Return each line of the records holding the string "Match".

=== Exercise inputs ===

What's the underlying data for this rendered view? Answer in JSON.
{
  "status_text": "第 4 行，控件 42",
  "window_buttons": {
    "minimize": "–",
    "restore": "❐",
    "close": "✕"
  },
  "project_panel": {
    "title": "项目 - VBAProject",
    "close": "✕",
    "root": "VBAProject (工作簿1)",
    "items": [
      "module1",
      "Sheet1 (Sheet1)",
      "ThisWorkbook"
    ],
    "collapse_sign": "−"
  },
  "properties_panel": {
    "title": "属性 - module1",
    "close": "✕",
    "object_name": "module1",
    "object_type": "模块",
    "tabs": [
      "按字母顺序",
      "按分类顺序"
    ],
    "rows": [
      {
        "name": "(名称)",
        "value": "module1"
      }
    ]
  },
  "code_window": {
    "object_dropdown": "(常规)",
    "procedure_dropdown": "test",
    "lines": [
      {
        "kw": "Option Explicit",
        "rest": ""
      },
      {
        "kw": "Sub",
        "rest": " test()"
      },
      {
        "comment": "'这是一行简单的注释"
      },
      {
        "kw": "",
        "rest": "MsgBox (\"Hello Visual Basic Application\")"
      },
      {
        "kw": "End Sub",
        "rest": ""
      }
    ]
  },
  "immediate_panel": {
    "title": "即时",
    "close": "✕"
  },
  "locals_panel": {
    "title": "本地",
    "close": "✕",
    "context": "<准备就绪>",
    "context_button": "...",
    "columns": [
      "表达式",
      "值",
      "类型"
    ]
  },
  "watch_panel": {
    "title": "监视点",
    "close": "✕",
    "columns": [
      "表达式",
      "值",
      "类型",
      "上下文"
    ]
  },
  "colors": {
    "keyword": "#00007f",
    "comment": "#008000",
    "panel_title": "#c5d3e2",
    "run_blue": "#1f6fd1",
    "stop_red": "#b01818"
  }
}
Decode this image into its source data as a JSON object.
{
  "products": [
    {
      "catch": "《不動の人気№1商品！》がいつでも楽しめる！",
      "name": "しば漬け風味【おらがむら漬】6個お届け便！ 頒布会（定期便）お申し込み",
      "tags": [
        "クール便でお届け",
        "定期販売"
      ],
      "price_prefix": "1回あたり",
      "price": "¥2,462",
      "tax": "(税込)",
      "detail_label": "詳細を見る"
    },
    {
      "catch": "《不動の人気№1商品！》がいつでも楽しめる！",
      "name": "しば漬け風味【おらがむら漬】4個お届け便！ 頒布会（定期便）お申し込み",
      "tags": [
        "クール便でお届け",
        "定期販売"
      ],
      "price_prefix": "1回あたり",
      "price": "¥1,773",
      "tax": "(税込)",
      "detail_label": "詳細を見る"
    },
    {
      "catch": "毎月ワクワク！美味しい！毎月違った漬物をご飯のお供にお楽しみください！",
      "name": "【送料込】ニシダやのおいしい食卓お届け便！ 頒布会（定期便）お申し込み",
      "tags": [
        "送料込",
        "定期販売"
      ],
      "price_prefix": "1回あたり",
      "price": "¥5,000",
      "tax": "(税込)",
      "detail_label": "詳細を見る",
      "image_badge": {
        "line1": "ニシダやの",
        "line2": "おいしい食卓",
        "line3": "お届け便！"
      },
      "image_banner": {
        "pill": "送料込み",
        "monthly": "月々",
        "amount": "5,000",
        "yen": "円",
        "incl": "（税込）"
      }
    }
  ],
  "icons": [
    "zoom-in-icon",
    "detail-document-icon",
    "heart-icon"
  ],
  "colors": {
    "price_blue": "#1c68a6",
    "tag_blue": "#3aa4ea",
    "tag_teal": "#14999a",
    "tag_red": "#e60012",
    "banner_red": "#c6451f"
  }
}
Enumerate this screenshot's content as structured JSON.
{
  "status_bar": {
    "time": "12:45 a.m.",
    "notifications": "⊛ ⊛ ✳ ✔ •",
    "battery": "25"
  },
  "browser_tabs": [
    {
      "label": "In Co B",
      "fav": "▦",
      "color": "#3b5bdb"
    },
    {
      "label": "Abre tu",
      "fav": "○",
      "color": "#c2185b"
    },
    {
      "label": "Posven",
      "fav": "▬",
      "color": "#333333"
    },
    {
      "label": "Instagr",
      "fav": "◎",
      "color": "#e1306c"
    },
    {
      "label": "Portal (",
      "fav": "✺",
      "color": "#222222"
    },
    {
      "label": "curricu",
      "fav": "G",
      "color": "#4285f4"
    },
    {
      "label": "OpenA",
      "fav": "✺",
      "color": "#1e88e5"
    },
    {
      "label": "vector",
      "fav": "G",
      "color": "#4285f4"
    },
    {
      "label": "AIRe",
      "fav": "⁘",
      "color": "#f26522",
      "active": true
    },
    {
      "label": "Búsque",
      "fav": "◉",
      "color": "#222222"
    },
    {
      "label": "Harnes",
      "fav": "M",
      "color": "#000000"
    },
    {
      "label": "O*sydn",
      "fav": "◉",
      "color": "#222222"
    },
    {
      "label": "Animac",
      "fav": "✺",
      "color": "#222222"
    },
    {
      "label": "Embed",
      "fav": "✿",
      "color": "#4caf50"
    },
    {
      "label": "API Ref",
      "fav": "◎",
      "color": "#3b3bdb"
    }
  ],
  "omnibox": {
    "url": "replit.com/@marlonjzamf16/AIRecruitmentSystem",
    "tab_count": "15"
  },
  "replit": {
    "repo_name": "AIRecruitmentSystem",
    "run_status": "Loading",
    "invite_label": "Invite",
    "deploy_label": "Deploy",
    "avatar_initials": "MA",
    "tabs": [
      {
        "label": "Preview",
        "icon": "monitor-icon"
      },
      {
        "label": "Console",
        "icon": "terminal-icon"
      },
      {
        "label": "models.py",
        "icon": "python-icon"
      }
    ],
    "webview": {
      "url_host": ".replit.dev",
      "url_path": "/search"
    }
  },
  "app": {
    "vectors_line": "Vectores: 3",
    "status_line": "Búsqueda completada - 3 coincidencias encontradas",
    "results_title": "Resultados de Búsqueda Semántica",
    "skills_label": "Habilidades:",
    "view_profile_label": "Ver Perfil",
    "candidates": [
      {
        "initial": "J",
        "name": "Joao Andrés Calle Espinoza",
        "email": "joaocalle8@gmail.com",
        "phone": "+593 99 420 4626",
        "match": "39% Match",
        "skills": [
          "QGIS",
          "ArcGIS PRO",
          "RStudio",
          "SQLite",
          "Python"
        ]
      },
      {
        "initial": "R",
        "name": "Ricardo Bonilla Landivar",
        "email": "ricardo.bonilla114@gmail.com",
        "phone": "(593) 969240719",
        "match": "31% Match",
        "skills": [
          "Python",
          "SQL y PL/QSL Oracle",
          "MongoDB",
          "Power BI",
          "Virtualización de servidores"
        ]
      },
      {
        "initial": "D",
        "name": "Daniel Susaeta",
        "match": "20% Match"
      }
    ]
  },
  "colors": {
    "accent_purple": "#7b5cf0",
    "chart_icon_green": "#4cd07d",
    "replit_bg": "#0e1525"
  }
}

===

— Reply to the exercise —
        "match": "39% Match",
        "match": "31% Match",
        "match": "20% Match"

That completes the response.